Anne Rice Returns to her Faith
Anne Rice shocked her fan base in 2005 by releasing a hagiographical novel about Christ, imagining his early life and the Jewishness of his family and roots. She followed that with Christ the Lord: Road to Cana earlier this year, taking the story up to the beginning of Jesus’ adult ministry. Reviews have been mostly positive, with a small but critical minority bemoaning Rice’s newfound zeal and the drastic turn she has taken from the vampire fiction that made her famous. When, the naysayers asked, did Anne Rice get religion?
Here is their answer. Curious fans, devout Catholics, and undecided spiritual seekers alike will find something valuable in Rice’s new spiritual memoir, Called Out of Darkness.
In it, she details the transformations inherent in becoming what she calls “a writer consecrated to Christ,” who has turned her back on the achingly lonely fiction of The Vampire Chronicles, not to mention the erotica she has penned under other names.
The first half of the memoir is a thick description of the sensuality and visual feast that was her Catholic childhood. Rice discusses how it was Catholicism, not books, that first shaped her as a writer. Whereas other writers were early and voracious readers as children, Rice reveals that reading was a chore for her well into adulthood, but that Catholicism—with its visual opulence, evocative sounds, and tantalizing smells—fused itself to her imagination from the beginning.
The New Orleans of her childhood was a vibrant, thriving place precisely at the time when Catholicism was on the ascendant in postwar America. Rice also discusses how television, film, and radio shows shaped her soul and sparked her imagination. With those influences, and parents who were first-generation intellectuals who encouraged their daughters' wild creativity (even to the point of allowing them all to rename themselves, as “Anne” did when she started school), an innovative and original life seemed inevitable.
As with many creative people, Rice’s push on the boundaries of imagination led her to also question her church, her inherited faith, and even the existence of God. She jettisoned her Catholicism in college like a reptile shedding its skin in the light of a new sun.
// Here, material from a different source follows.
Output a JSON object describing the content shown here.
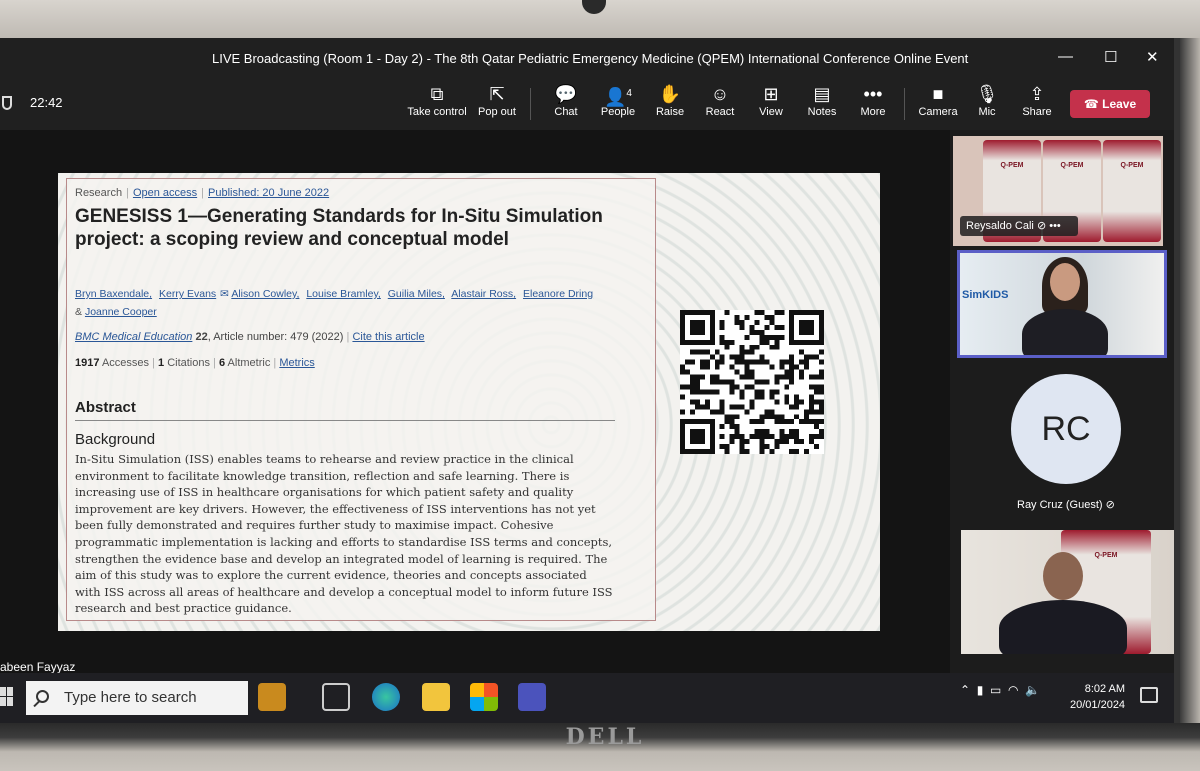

She did not look back for thirty-eight years, embracing atheism as natural and right in contrast to the ludicrousness of belief. Still, Rice reveals, there were some things she never quite abandoned, including her love for religious art and her desire to go on pilgrimages all over the world—a desire she indulged many times.
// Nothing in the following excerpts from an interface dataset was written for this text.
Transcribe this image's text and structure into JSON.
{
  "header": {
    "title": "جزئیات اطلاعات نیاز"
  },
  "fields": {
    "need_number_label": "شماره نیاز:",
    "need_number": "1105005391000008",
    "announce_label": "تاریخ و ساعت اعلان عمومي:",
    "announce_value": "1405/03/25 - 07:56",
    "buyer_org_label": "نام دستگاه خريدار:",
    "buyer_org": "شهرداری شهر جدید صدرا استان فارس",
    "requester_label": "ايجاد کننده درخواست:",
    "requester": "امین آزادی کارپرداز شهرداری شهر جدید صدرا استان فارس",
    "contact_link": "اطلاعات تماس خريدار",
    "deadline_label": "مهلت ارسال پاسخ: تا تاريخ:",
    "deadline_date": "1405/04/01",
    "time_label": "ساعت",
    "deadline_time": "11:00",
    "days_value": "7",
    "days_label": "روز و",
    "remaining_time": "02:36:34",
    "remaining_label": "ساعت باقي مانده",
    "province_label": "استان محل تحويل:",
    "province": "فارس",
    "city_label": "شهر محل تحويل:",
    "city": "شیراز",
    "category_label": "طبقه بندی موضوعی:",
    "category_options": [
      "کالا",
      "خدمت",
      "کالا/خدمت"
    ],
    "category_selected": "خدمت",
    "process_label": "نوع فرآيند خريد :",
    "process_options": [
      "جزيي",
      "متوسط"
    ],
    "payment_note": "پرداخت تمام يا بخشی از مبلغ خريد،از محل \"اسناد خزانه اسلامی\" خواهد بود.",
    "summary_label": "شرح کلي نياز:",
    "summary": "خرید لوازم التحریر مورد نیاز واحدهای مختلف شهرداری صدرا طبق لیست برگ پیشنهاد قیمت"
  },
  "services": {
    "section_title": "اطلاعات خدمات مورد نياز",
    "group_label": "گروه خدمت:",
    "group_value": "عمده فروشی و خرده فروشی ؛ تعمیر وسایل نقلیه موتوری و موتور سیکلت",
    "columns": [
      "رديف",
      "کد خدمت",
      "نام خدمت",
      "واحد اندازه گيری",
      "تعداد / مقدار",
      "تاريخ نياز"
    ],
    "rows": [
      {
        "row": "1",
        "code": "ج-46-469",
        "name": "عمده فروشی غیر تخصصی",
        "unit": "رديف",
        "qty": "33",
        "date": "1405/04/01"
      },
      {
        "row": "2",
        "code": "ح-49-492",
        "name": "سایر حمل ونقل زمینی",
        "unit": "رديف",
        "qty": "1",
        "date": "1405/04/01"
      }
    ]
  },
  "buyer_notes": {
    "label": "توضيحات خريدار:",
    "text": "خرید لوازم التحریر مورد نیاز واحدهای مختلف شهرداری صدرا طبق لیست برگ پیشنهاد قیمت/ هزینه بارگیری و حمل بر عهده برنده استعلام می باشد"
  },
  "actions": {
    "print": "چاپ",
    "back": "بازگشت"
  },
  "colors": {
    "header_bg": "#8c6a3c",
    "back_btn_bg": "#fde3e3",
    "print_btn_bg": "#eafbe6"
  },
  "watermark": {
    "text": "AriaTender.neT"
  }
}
By the late 1990s, Rice was almost compulsively buying up churches and religious properties in her hometown of New Orleans and beginning a slow but beautiful return to faith, the discovery of which takes up the second half of the memoir. Readers who are familiar with the progression of James Fowler’s various “stages of faith” will observe the almost textbook evolution of Rice’s religion, including the conventional acceptance of received truths (stage three), the rejection of those beliefs in the struggle for self-definition (stage four), and the joyful synthesis that is possible when one discovers the divine (stage five).
When Rice did return to Catholicism, it was to a post-Vatican II Church with its English mass and more ecumenical leanings, as well as a denominational crisis in the form of emerging pedophilia scandals. Rice found the adjustments and problems disorienting but the essence of Catholicism was, for her, unchanged: Christ was present in the mass, there on the altar, waiting for her. In the memoir she waxes fairly rhapsodic about the mystical union that is possible with Christ, sounding at times like a modern-day Saint Teresa of Avila.
In some ways, the book is shockingly impersonal. It is a rumination on religious faith, not a writerly tell-all, so readers shouldn’t expect to find behind-the-scenes career details of how Rice got published (it’s barely mentioned), how she regarded the film adaptation of Interview with the Vampire, or how she feels about her tremendous commercial success. Also missing are intense personal details like how Rice’s faith might have been tried by the devastations of Katrina in 2005, shortly after she had left her native New Orleans, or the earlier and more private despair she felt when her young daughter Michele died of leukemia in 1972.
Both Michele’s life and her death are almost like a footnote in Rice’s story, with no reflection on either. In an otherwise deeply contemplative, even broody, memoir, such a lacuna feels like a glaring omission, but the reader gets the distinct impression that some events in Rice’s life are simply too painful for her to discuss. Other difficult trials, like her mother’s alcoholism or her husband’s death in 2002, are discussed but by no means dissected. The memoir shows a quiet restraint, which some people, perhaps especially those of Rice’s generation, will find refreshing.
Copyright ©2008 Jana Riess